***** EXERCISE DATA

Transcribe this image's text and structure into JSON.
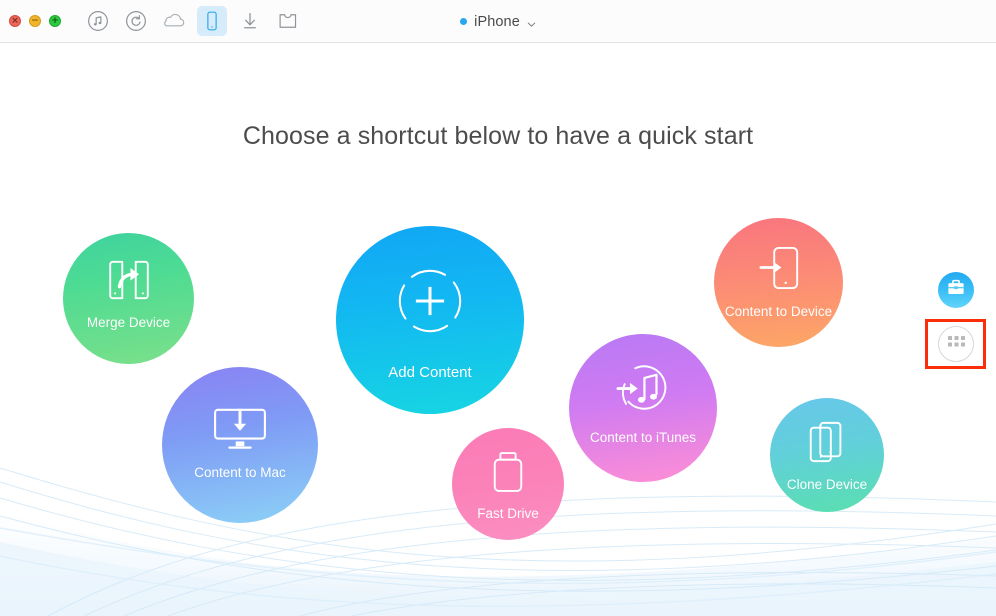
{
  "window": {
    "traffic_lights": [
      {
        "name": "close",
        "glyph": "×",
        "color": "#ec6559"
      },
      {
        "name": "minimize",
        "glyph": "−",
        "color": "#f0b52c"
      },
      {
        "name": "zoom",
        "glyph": "+",
        "color": "#2dc93f"
      }
    ]
  },
  "toolbar": {
    "items": [
      {
        "icon": "music-note-circle-icon",
        "label": "Music",
        "active": false
      },
      {
        "icon": "restore-circle-icon",
        "label": "Restore",
        "active": false
      },
      {
        "icon": "cloud-icon",
        "label": "Cloud",
        "active": false
      },
      {
        "icon": "iphone-icon",
        "label": "Device",
        "active": true
      },
      {
        "icon": "download-arrow-icon",
        "label": "Downloader",
        "active": false
      },
      {
        "icon": "toolkit-icon",
        "label": "Toolkit",
        "active": false
      }
    ]
  },
  "device": {
    "status_dot_color": "#2aa6f0",
    "name": "iPhone",
    "chevron": "chevron-down-icon"
  },
  "main": {
    "headline": "Choose a shortcut below to have a quick start",
    "shortcuts": [
      {
        "id": "merge",
        "label": "Merge Device",
        "icon": "two-phones-arrow-icon",
        "color_start": "#3fd2a0",
        "color_end": "#7ce08a"
      },
      {
        "id": "add",
        "label": "Add Content",
        "icon": "plus-in-dashed-circle-icon",
        "color_start": "#11a6f5",
        "color_end": "#17d6e2"
      },
      {
        "id": "ctdev",
        "label": "Content to Device",
        "icon": "phone-arrow-in-icon",
        "color_start": "#f9757f",
        "color_end": "#fda766"
      },
      {
        "id": "ctmac",
        "label": "Content to Mac",
        "icon": "monitor-download-icon",
        "color_start": "#8a82f3",
        "color_end": "#8cd2f6"
      },
      {
        "id": "ctit",
        "label": "Content to iTunes",
        "icon": "music-note-arrow-icon",
        "color_start": "#b879f4",
        "color_end": "#ff8fd4"
      },
      {
        "id": "fast",
        "label": "Fast Drive",
        "icon": "usb-drive-icon",
        "color_start": "#fb7bb6",
        "color_end": "#fb8fc2"
      },
      {
        "id": "clone",
        "label": "Clone Device",
        "icon": "two-phones-stacked-icon",
        "color_start": "#68c7ea",
        "color_end": "#5adfae"
      }
    ]
  },
  "rail": {
    "toolbox_button": {
      "icon": "toolbox-icon",
      "label": "Toolbox",
      "color": "#22a9f0"
    },
    "grid_button": {
      "icon": "grid-dots-icon",
      "label": "More Shortcuts",
      "highlighted": true,
      "highlight_color": "#fb2e0a"
    }
  }
}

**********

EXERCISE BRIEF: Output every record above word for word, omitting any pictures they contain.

TASK ANSWER:
Transcribe this image's text and structure into JSON.
{
  "window": {
    "traffic_lights": [
      {
        "name": "close",
        "glyph": "×",
        "color": "#ec6559"
      },
      {
        "name": "minimize",
        "glyph": "−",
        "color": "#f0b52c"
      },
      {
        "name": "zoom",
        "glyph": "+",
        "color": "#2dc93f"
      }
    ]
  },
  "toolbar": {
    "items": [
      {
        "icon": "music-note-circle-icon",
        "label": "Music",
        "active": false
      },
      {
        "icon": "restore-circle-icon",
        "label": "Restore",
        "active": false
      },
      {
        "icon": "cloud-icon",
        "label": "Cloud",
        "active": false
      },
      {
        "icon": "iphone-icon",
        "label": "Device",
        "active": true
      },
      {
        "icon": "download-arrow-icon",
        "label": "Downloader",
        "active": false
      },
      {
        "icon": "toolkit-icon",
        "label": "Toolkit",
        "active": false
      }
    ]
  },
  "device": {
    "status_dot_color": "#2aa6f0",
    "name": "iPhone",
    "chevron": "chevron-down-icon"
  },
  "main": {
    "headline": "Choose a shortcut below to have a quick start",
    "shortcuts": [
      {
        "id": "merge",
        "label": "Merge Device",
        "icon": "two-phones-arrow-icon",
        "color_start": "#3fd2a0",
        "color_end": "#7ce08a"
      },
      {
        "id": "add",
        "label": "Add Content",
        "icon": "plus-in-dashed-circle-icon",
        "color_start": "#11a6f5",
        "color_end": "#17d6e2"
      },
      {
        "id": "ctdev",
        "label": "Content to Device",
        "icon": "phone-arrow-in-icon",
        "color_start": "#f9757f",
        "color_end": "#fda766"
      },
      {
        "id": "ctmac",
        "label": "Content to Mac",
        "icon": "monitor-download-icon",
        "color_start": "#8a82f3",
        "color_end": "#8cd2f6"
      },
      {
        "id": "ctit",
        "label": "Content to iTunes",
        "icon": "music-note-arrow-icon",
        "color_start": "#b879f4",
        "color_end": "#ff8fd4"
      },
      {
        "id": "fast",
        "label": "Fast Drive",
        "icon": "usb-drive-icon",
        "color_start": "#fb7bb6",
        "color_end": "#fb8fc2"
      },
      {
        "id": "clone",
        "label": "Clone Device",
        "icon": "two-phones-stacked-icon",
        "color_start": "#68c7ea",
        "color_end": "#5adfae"
      }
    ]
  },
  "rail": {
    "toolbox_button": {
      "icon": "toolbox-icon",
      "label": "Toolbox",
      "color": "#22a9f0"
    },
    "grid_button": {
      "icon": "grid-dots-icon",
      "label": "More Shortcuts",
      "highlighted": true,
      "highlight_color": "#fb2e0a"
    }
  }
}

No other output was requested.